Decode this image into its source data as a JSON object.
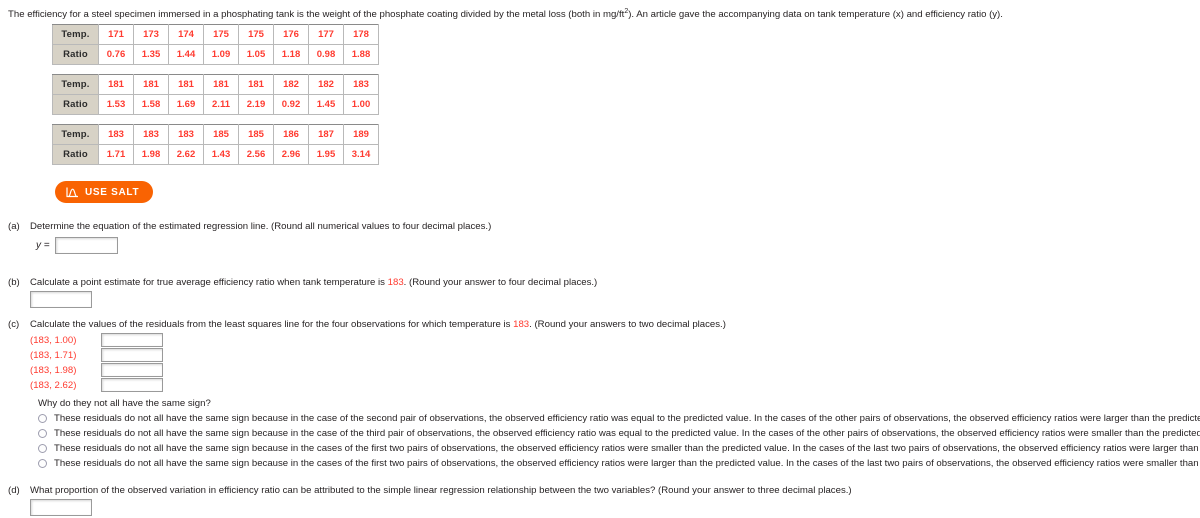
{
  "intro": {
    "text_before_sup": "The efficiency for a steel specimen immersed in a phosphating tank is the weight of the phosphate coating divided by the metal loss (both in mg/ft",
    "sup": "2",
    "text_after_sup": "). An article gave the accompanying data on tank temperature (x) and efficiency ratio (y)."
  },
  "tables": [
    {
      "row_labels": [
        "Temp.",
        "Ratio"
      ],
      "temp": [
        "171",
        "173",
        "174",
        "175",
        "175",
        "176",
        "177",
        "178"
      ],
      "ratio": [
        "0.76",
        "1.35",
        "1.44",
        "1.09",
        "1.05",
        "1.18",
        "0.98",
        "1.88"
      ]
    },
    {
      "row_labels": [
        "Temp.",
        "Ratio"
      ],
      "temp": [
        "181",
        "181",
        "181",
        "181",
        "181",
        "182",
        "182",
        "183"
      ],
      "ratio": [
        "1.53",
        "1.58",
        "1.69",
        "2.11",
        "2.19",
        "0.92",
        "1.45",
        "1.00"
      ]
    },
    {
      "row_labels": [
        "Temp.",
        "Ratio"
      ],
      "temp": [
        "183",
        "183",
        "183",
        "185",
        "185",
        "186",
        "187",
        "189"
      ],
      "ratio": [
        "1.71",
        "1.98",
        "2.62",
        "1.43",
        "2.56",
        "2.96",
        "1.95",
        "3.14"
      ]
    }
  ],
  "salt_button": {
    "label": "USE SALT",
    "icon": "distribution-curve-icon",
    "color": "#f96302"
  },
  "questions": {
    "a": {
      "label": "(a)",
      "text": "Determine the equation of the estimated regression line. (Round all numerical values to four decimal places.)",
      "y_label": "y =",
      "value": ""
    },
    "b": {
      "label": "(b)",
      "text_1": "Calculate a point estimate for true average efficiency ratio when tank temperature is ",
      "highlight": "183",
      "text_2": ". (Round your answer to four decimal places.)",
      "value": ""
    },
    "c": {
      "label": "(c)",
      "text_1": "Calculate the values of the residuals from the least squares line for the four observations for which temperature is ",
      "highlight": "183",
      "text_2": ". (Round your answers to two decimal places.)",
      "residuals": [
        {
          "pair": "(183, 1.00)",
          "value": ""
        },
        {
          "pair": "(183, 1.71)",
          "value": ""
        },
        {
          "pair": "(183, 1.98)",
          "value": ""
        },
        {
          "pair": "(183, 2.62)",
          "value": ""
        }
      ],
      "why_prompt": "Why do they not all have the same sign?",
      "options": [
        "These residuals do not all have the same sign because in the case of the second pair of observations, the observed efficiency ratio was equal to the predicted value. In the cases of the other pairs of observations, the observed efficiency ratios were larger than the predicted value.",
        "These residuals do not all have the same sign because in the case of the third pair of observations, the observed efficiency ratio was equal to the predicted value. In the cases of the other pairs of observations, the observed efficiency ratios were smaller than the predicted value.",
        "These residuals do not all have the same sign because in the cases of the first two pairs of observations, the observed efficiency ratios were smaller than the predicted value. In the cases of the last two pairs of observations, the observed efficiency ratios were larger than the predicted value.",
        "These residuals do not all have the same sign because in the cases of the first two pairs of observations, the observed efficiency ratios were larger than the predicted value. In the cases of the last two pairs of observations, the observed efficiency ratios were smaller than the predicted value."
      ],
      "selected_option": null
    },
    "d": {
      "label": "(d)",
      "text": "What proportion of the observed variation in efficiency ratio can be attributed to the simple linear regression relationship between the two variables? (Round your answer to three decimal places.)",
      "value": ""
    }
  }
}
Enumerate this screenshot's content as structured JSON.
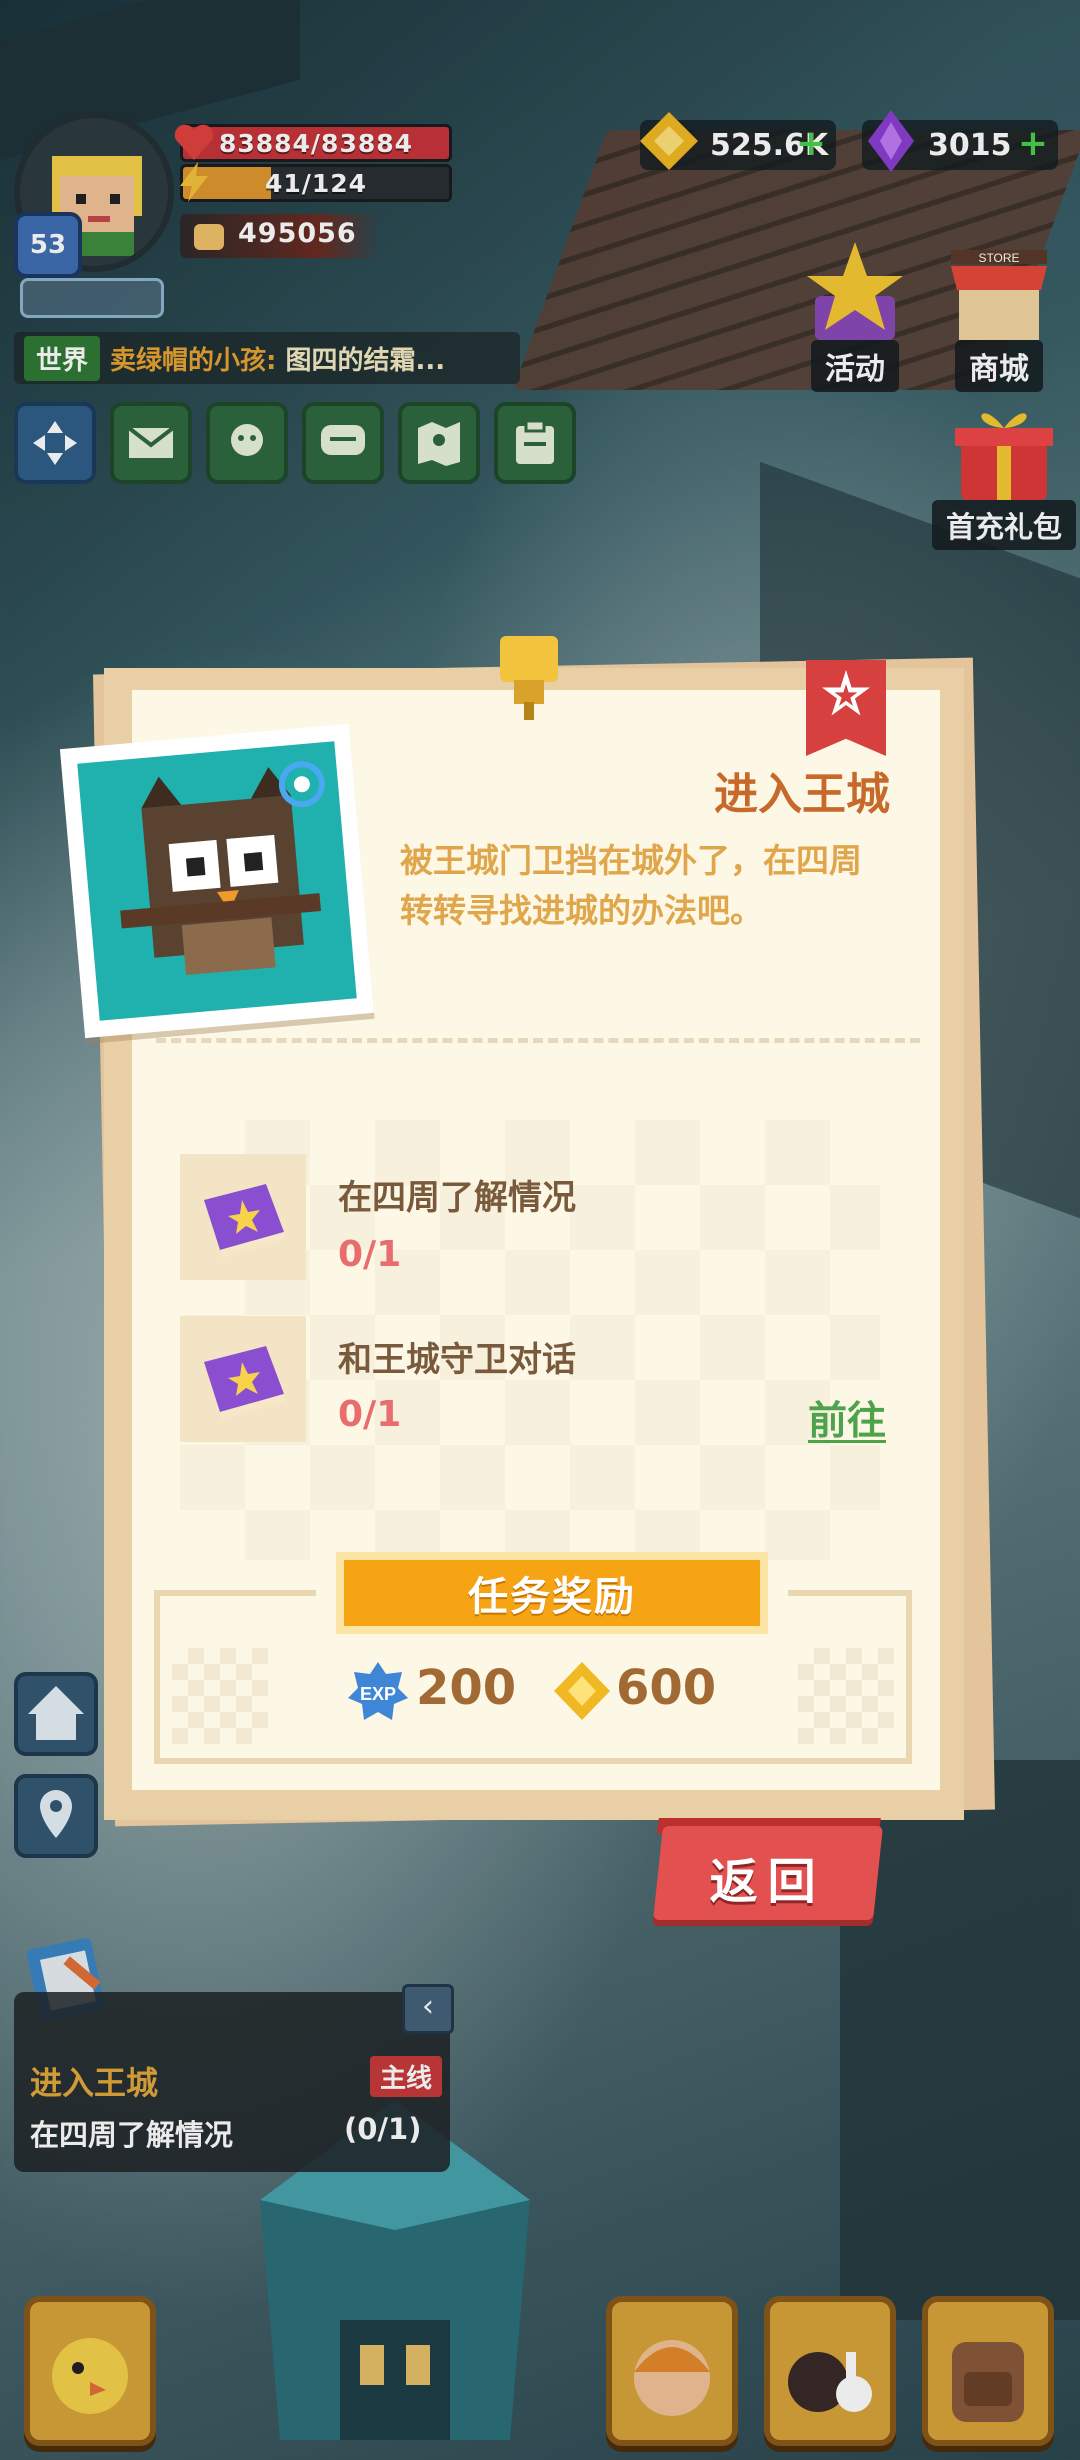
{
  "hud": {
    "level": "53",
    "hp": "83884/83884",
    "energy": "41/124",
    "power": "495056",
    "chat_channel": "世界",
    "chat_sender": "卖绿帽的小孩:",
    "chat_message": "图四的结霜...",
    "gold": "525.6K",
    "gems": "3015",
    "activity_label": "活动",
    "shop_label": "商城",
    "store_sign": "STORE",
    "first_recharge_label": "首充礼包"
  },
  "modal": {
    "title": "进入王城",
    "description": "被王城门卫挡在城外了，在四周转转寻找进城的办法吧。",
    "tasks": [
      {
        "title": "在四周了解情况",
        "progress": "0/1"
      },
      {
        "title": "和王城守卫对话",
        "progress": "0/1"
      }
    ],
    "goto_label": "前往",
    "reward_header": "任务奖励",
    "exp_label": "EXP",
    "exp_reward": "200",
    "gold_reward": "600",
    "back_label": "返回"
  },
  "tracker": {
    "title": "进入王城",
    "tag": "主线",
    "task": "在四周了解情况",
    "progress": "(0/1)"
  },
  "colors": {
    "accent_orange": "#c8692c",
    "reward_yellow": "#f7a414",
    "back_red": "#e25050",
    "goto_green": "#4da24c",
    "progress_red": "#e86d6d"
  }
}
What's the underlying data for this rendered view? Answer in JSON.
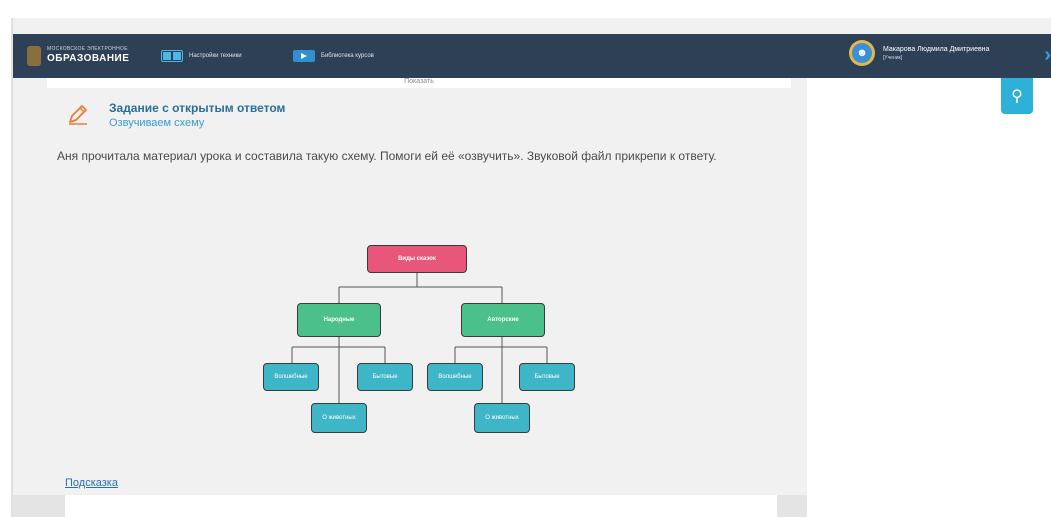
{
  "header": {
    "brand_small": "МОСКОВСКОЕ ЭЛЕКТРОННОЕ",
    "brand_big": "ОБРАЗОВАНИЕ",
    "nav": [
      {
        "label": "Настройки техники",
        "icon": "book-icon"
      },
      {
        "label": "Библиотека курсов",
        "icon": "video-icon"
      }
    ],
    "user_name": "Макарова Людмила Дмитриевна",
    "user_role": "[Ученик]"
  },
  "content": {
    "show_label": "Показать",
    "task_title": "Задание с открытым ответом",
    "task_subtitle": "Озвучиваем схему",
    "task_text": "Аня прочитала материал урока и составила такую схему. Помоги ей её «озвучить». Звуковой файл прикрепи к ответу.",
    "hint_link": "Подсказка"
  },
  "diagram": {
    "root": "Виды сказок",
    "left": {
      "label": "Народные",
      "children": [
        "Волшебные",
        "Бытовые",
        "О животных"
      ]
    },
    "right": {
      "label": "Авторские",
      "children": [
        "Волшебные",
        "Бытовые",
        "О животных"
      ]
    }
  },
  "colors": {
    "topbar": "#2e4056",
    "root_node": "#e8577a",
    "mid_node": "#4cc08a",
    "leaf_node": "#3eb6c8",
    "accent": "#2fb0d8"
  }
}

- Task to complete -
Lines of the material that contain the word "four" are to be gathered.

- Result for this exercise -
      "text": "Determine the equation of the estimated regression line. (Round all numerical values to four decimal places.)",
      "text_2": ". (Round your answer to four decimal places.)",
      "text_1": "Calculate the values of the residuals from the least squares line for the four observations for which temperature is ",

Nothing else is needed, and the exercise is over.